Important publicationsEdit

CLIWOC's efforts culminated in the creation of this historical document, namely A Dictionary of Nautical Meteorological Terms: CLIWOC Multilingual Dictionary of Meteorological Terms; An English/Spanish/French/Dutch Dictionary of Windforce Terms Used by Mariners from 1750 to 1850.[15]


  1. ^ a b c ACRE (2008-01-21). "About ACRE". The Met Office. Retrieved 6 May 2013.
  2. ^ "Old weather "time machine" opens a treasure trove for researchers - Welcome to NOAA Research". Retrieved 2019-10-09.
  3. ^ Ian Simpson (Reuters) (2012). "US Looks to Old Arctic Ship Logs for Climate Change Clues". Retrieved 2011-11-12.
  4. ^ Rob Allan (2008-01-21). "WG1:Data Rescue". The Met Office. Retrieved 7 May 2013.
  5. ^ a b Rob Allan (21 January 2008). "Imaging and digitisation of historical instrumental marine and terrestrial weather observations". The Met Office. Retrieved 8 May 2013.
  6. ^ Australian Meteorological Association Inc. "Sir Charles Todd Weather Folios 1879-1909". Australian Meteorological Association Inc. Archived from the original on 1 September 2013. Retrieved 9 September 2013.
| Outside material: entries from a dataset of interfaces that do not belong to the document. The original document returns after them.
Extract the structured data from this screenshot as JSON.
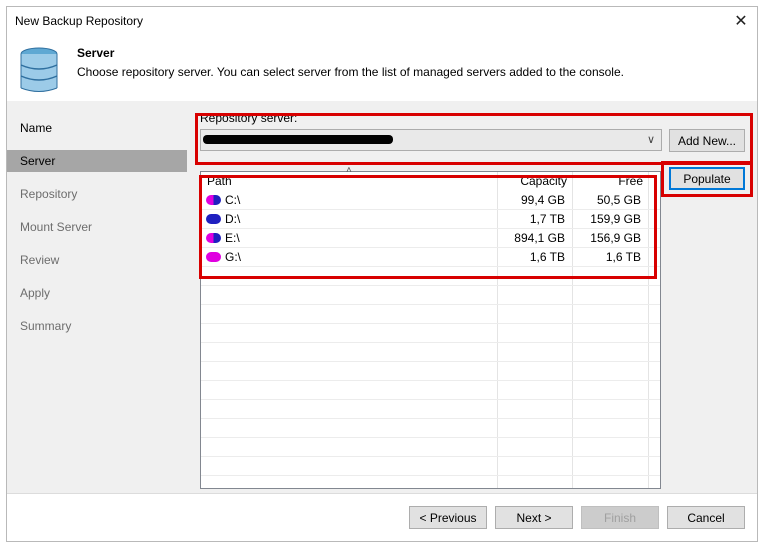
{
  "window": {
    "title": "New Backup Repository",
    "close_glyph": "✕"
  },
  "header": {
    "title": "Server",
    "description": "Choose repository server. You can select server from the list of managed servers added to the console."
  },
  "sidebar": {
    "items": [
      {
        "label": "Name",
        "state": "done"
      },
      {
        "label": "Server",
        "state": "active"
      },
      {
        "label": "Repository",
        "state": "pending"
      },
      {
        "label": "Mount Server",
        "state": "pending"
      },
      {
        "label": "Review",
        "state": "pending"
      },
      {
        "label": "Apply",
        "state": "pending"
      },
      {
        "label": "Summary",
        "state": "pending"
      }
    ]
  },
  "repo_server": {
    "label": "Repository server:",
    "value": "",
    "add_new_label": "Add New...",
    "populate_label": "Populate"
  },
  "table": {
    "headers": {
      "path": "Path",
      "capacity": "Capacity",
      "free": "Free"
    },
    "rows": [
      {
        "path": "C:\\",
        "capacity": "99,4 GB",
        "free": "50,5 GB",
        "icon": "disk-icon",
        "colors": [
          "#e000e0",
          "#2020c0"
        ]
      },
      {
        "path": "D:\\",
        "capacity": "1,7 TB",
        "free": "159,9 GB",
        "icon": "disk-icon",
        "colors": [
          "#2020c0",
          "#2020c0"
        ]
      },
      {
        "path": "E:\\",
        "capacity": "894,1 GB",
        "free": "156,9 GB",
        "icon": "disk-icon",
        "colors": [
          "#e000e0",
          "#2020c0"
        ]
      },
      {
        "path": "G:\\",
        "capacity": "1,6 TB",
        "free": "1,6 TB",
        "icon": "disk-icon",
        "colors": [
          "#e000e0",
          "#e000e0"
        ]
      }
    ]
  },
  "footer": {
    "previous_label": "< Previous",
    "next_label": "Next >",
    "finish_label": "Finish",
    "cancel_label": "Cancel"
  },
  "colors": {
    "highlight": "#d80000",
    "active_nav": "#a6a6a6",
    "panel_bg": "#f0f0f0"
  }
}
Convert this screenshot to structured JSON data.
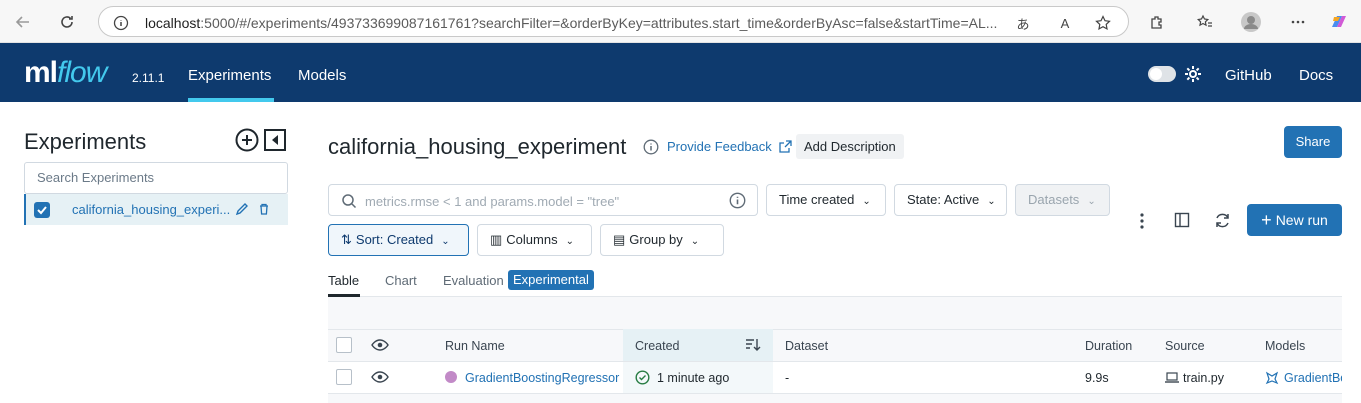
{
  "browser": {
    "url_host": "localhost",
    "url_rest": ":5000/#/experiments/493733699087161761?searchFilter=&orderByKey=attributes.start_time&orderByAsc=false&startTime=AL..."
  },
  "header": {
    "logo_ml": "ml",
    "logo_flow": "flow",
    "version": "2.11.1",
    "nav": [
      "Experiments",
      "Models"
    ],
    "github": "GitHub",
    "docs": "Docs"
  },
  "sidebar": {
    "title": "Experiments",
    "search_placeholder": "Search Experiments",
    "items": [
      {
        "label": "california_housing_experi..."
      }
    ]
  },
  "main": {
    "title": "california_housing_experiment",
    "feedback": "Provide Feedback",
    "add_description": "Add Description",
    "share": "Share",
    "search_placeholder": "metrics.rmse < 1 and params.model = \"tree\"",
    "filters": {
      "time": "Time created",
      "state": "State: Active",
      "datasets": "Datasets"
    },
    "sort": "Sort: Created",
    "columns": "Columns",
    "group_by": "Group by",
    "new_run": "New run",
    "tabs": [
      "Table",
      "Chart",
      "Evaluation"
    ],
    "experimental_badge": "Experimental"
  },
  "table": {
    "headers": {
      "run_name": "Run Name",
      "created": "Created",
      "dataset": "Dataset",
      "duration": "Duration",
      "source": "Source",
      "models": "Models"
    },
    "rows": [
      {
        "run_name": "GradientBoostingRegressor",
        "created": "1 minute ago",
        "dataset": "-",
        "duration": "9.9s",
        "source": "train.py",
        "models": "GradientBo"
      }
    ]
  },
  "colors": {
    "header_bg": "#0e3a6e",
    "accent": "#2272b4",
    "logo_flow": "#43c9ed",
    "run_dot": "#c28ac7",
    "success": "#277c43"
  }
}
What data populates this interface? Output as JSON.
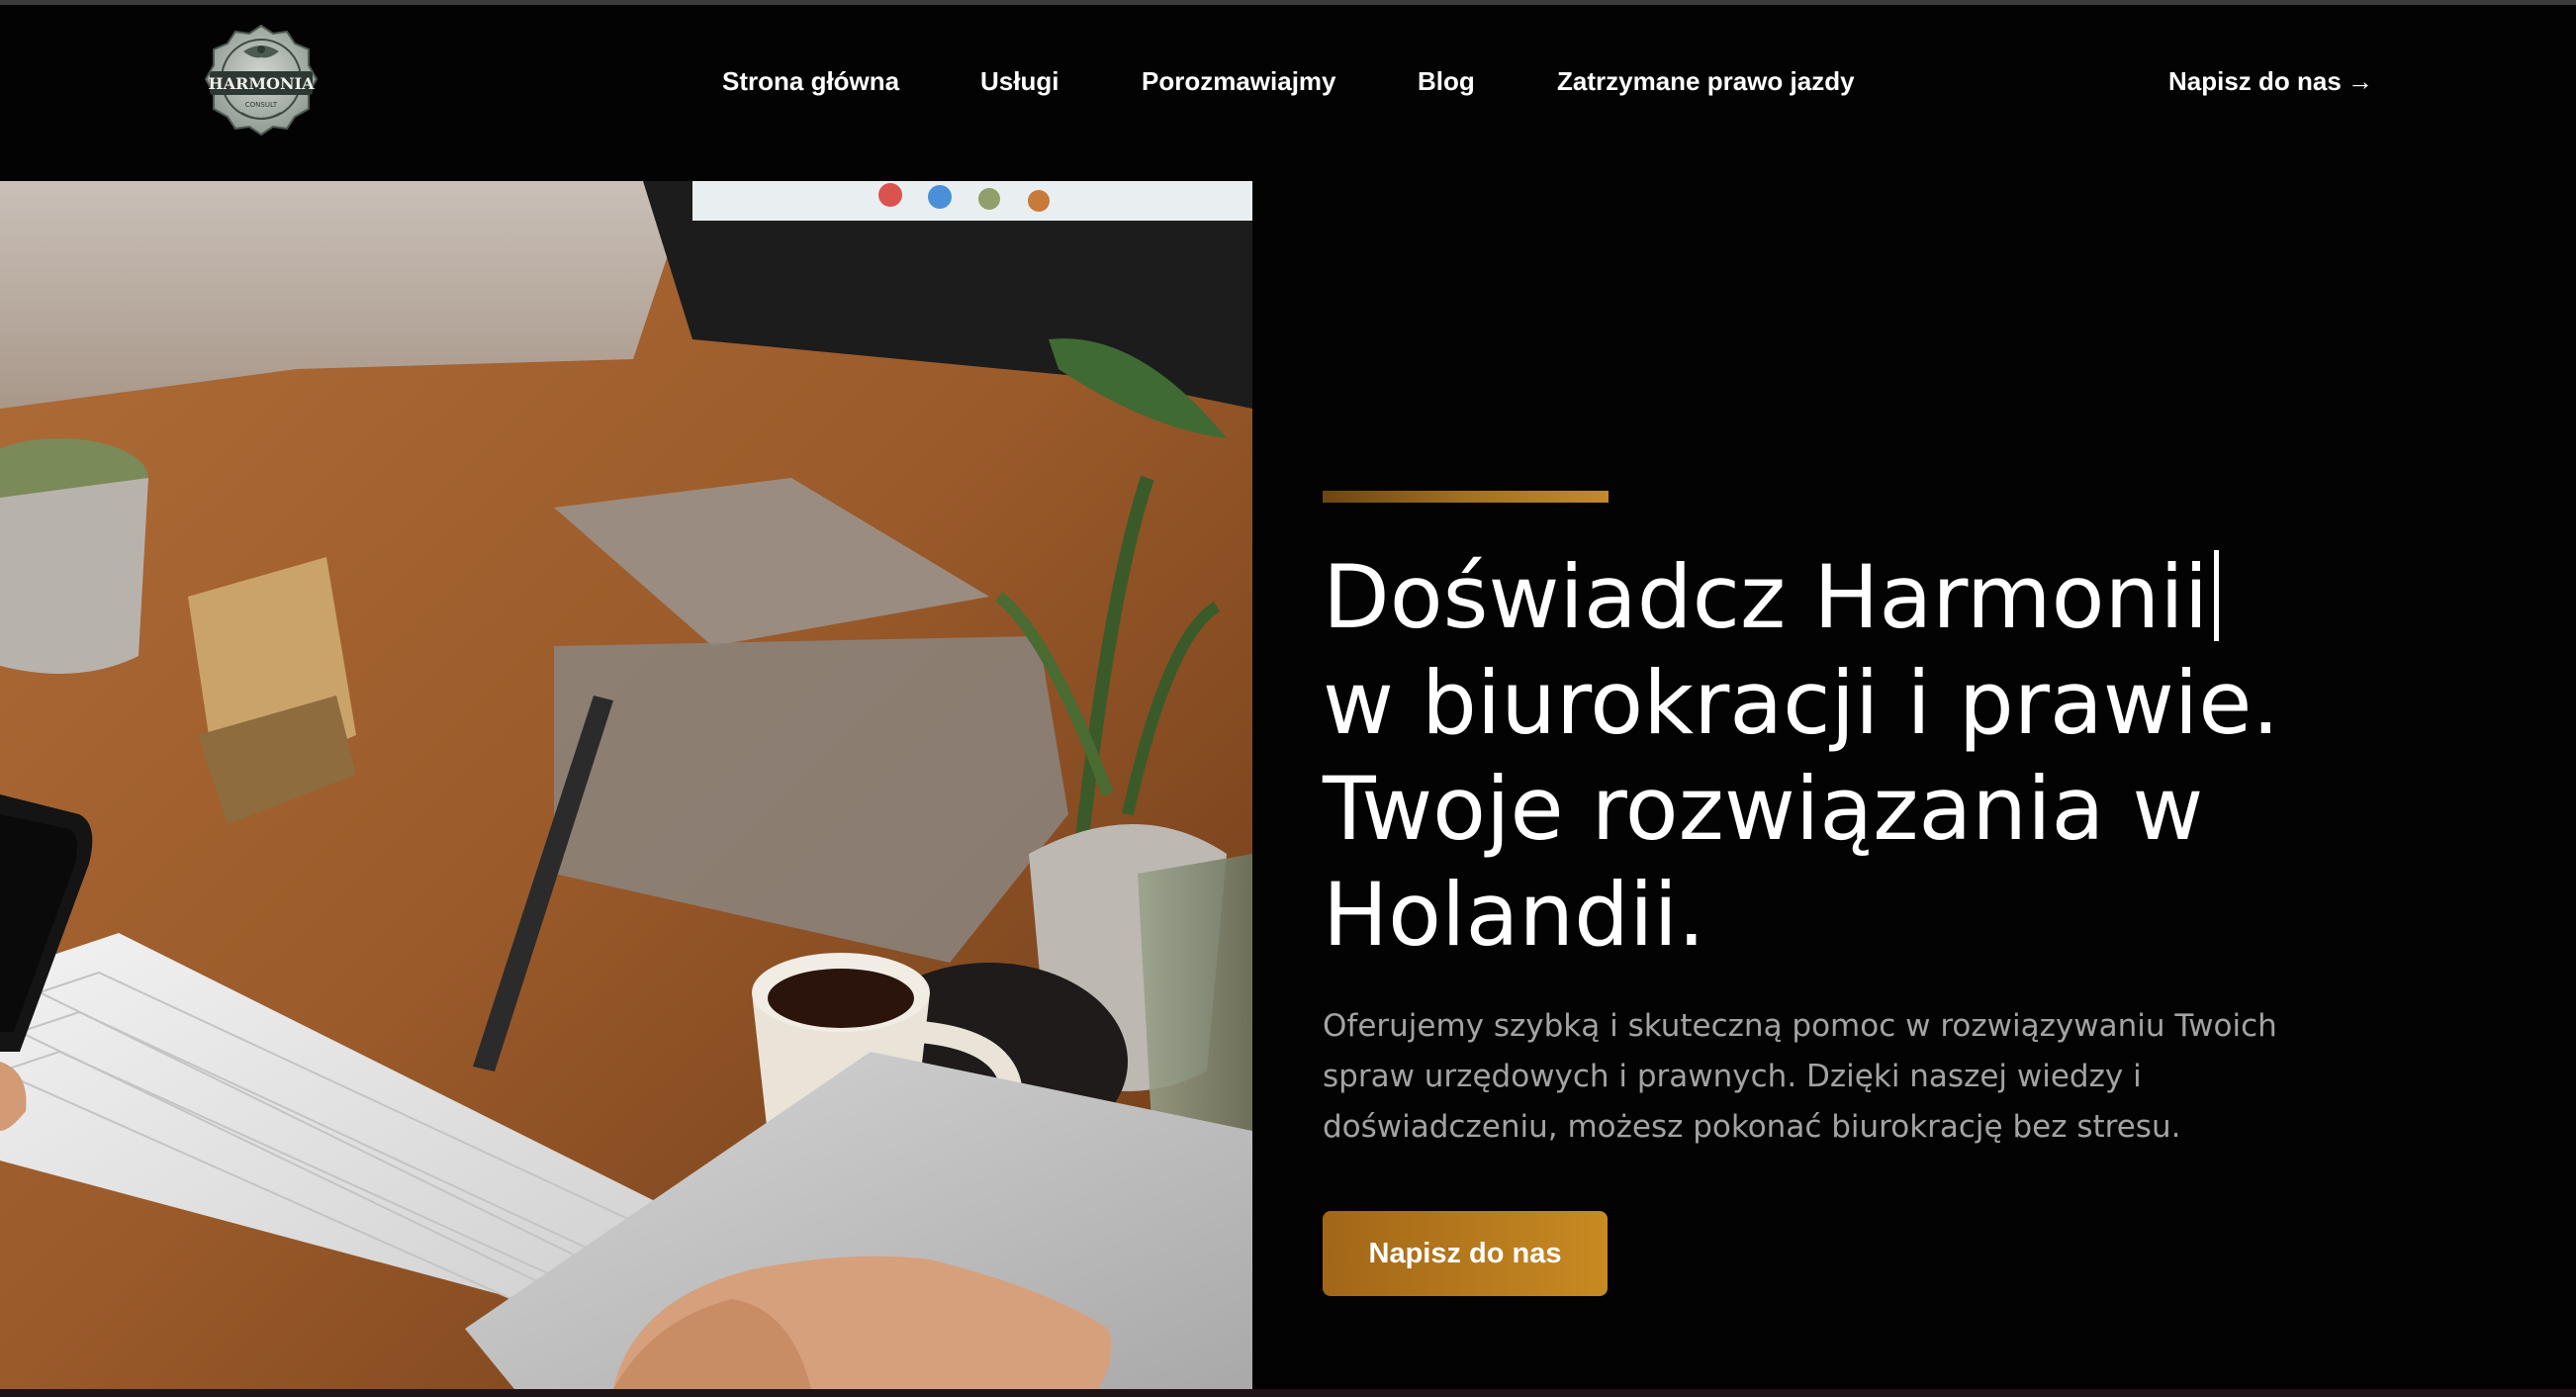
{
  "header": {
    "logo": {
      "icon": "harmonia-consult-logo-icon",
      "text_main": "HARMONIA",
      "text_sub": "CONSULT"
    },
    "nav": [
      {
        "label": "Strona główna"
      },
      {
        "label": "Usługi"
      },
      {
        "label": "Porozmawiajmy"
      },
      {
        "label": "Blog"
      },
      {
        "label": "Zatrzymane prawo jazdy"
      }
    ],
    "cta": {
      "label": "Napisz do nas",
      "arrow": "→"
    }
  },
  "hero": {
    "image": {
      "icon": "desk-workspace-photo"
    },
    "headline": [
      "Doświadcz Harmonii",
      "w biurokracji i prawie.",
      "Twoje rozwiązania w",
      "Holandii."
    ],
    "subtext": [
      "Oferujemy szybką i skuteczną pomoc w rozwiązywaniu Twoich",
      "spraw urzędowych i prawnych. Dzięki naszej wiedzy i",
      "doświadczeniu, możesz pokonać biurokrację bez stresu."
    ],
    "button": {
      "label": "Napisz do nas"
    }
  },
  "colors": {
    "background": "#030303",
    "accent_gold": "#c38a2a",
    "text": "#ffffff",
    "muted_text": "#a3a3a3"
  }
}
  7. ^ Rob Allan (2012). "'ACRE: European Mean Sea Level Pressure series back into the 18th Century". Philip Brohan ( Archived from the original on 26 July 2014. Retrieved 9 May 2013.
  8. ^ Zinta Zommers (22 March 2013). "Predicting future climate change may lie in the past". The Globe and Mail. Retrieved 9 April 2013.
  9. ^ CIRES Press Release (9 April 2013). "New study gives first independent confirmation of global land warming". NOAA CIRES. Archived from the original on 13 April 2013. Retrieved 8 May 2013.
  10. ^ Lucas Laursen (1 December 2011). "Extreme Weather More Frequent in Northern Europe". Earth Magazine. Retrieved 18 May 2013.
  11. ^ Lauren Morello & Climatewire (10 February 2012). "NOAA Halts Reconstruction of Past Climate". Scientific American. Retrieved 19 May 2013.
  12. ^ Janese Silvey (28 September 2011). "MU researchers examine 1911 day of wild weather". The Columbia Daily Tribune. Retrieved 9 April 2013.
  13. ^ Jessie Lee & Mike Unscheid (January 2011). "January 1886 blizzards - 125 years later". KGYN Radio News. Archived from the original on 3 July 2013. Retrieved 17 May 2013.
  14. ^ Earth Systems Research Laboratory (2012). "20th Century Reanalysis". National Oceanic and Atmospheric Administration. Retrieved 30 May 2013.
  15. ^ Gustavo Herrera, Roberto; García-Herrera, Ricardo; Prieto, Luis; Gallego, David; Hernández, Emiliano; Gimeno, Luis; Können, Gunther; Koek, Frits; Wheeler, Dennis; Wilkinson, Clive; Del Rosario Prieto, Maria; Báez, Carlos; Woodruff, Scott. A Dictionary of Nautical Meteorological Terms: CLIWOC Multilingual Dictionary of Meteorological Terms; An English/Spanish/French/Dutch Dictionary of Windforce Terms Used by Mariners from 1750 to 1850 (PDF). CLIWOC. Retrieved February 15, 2014.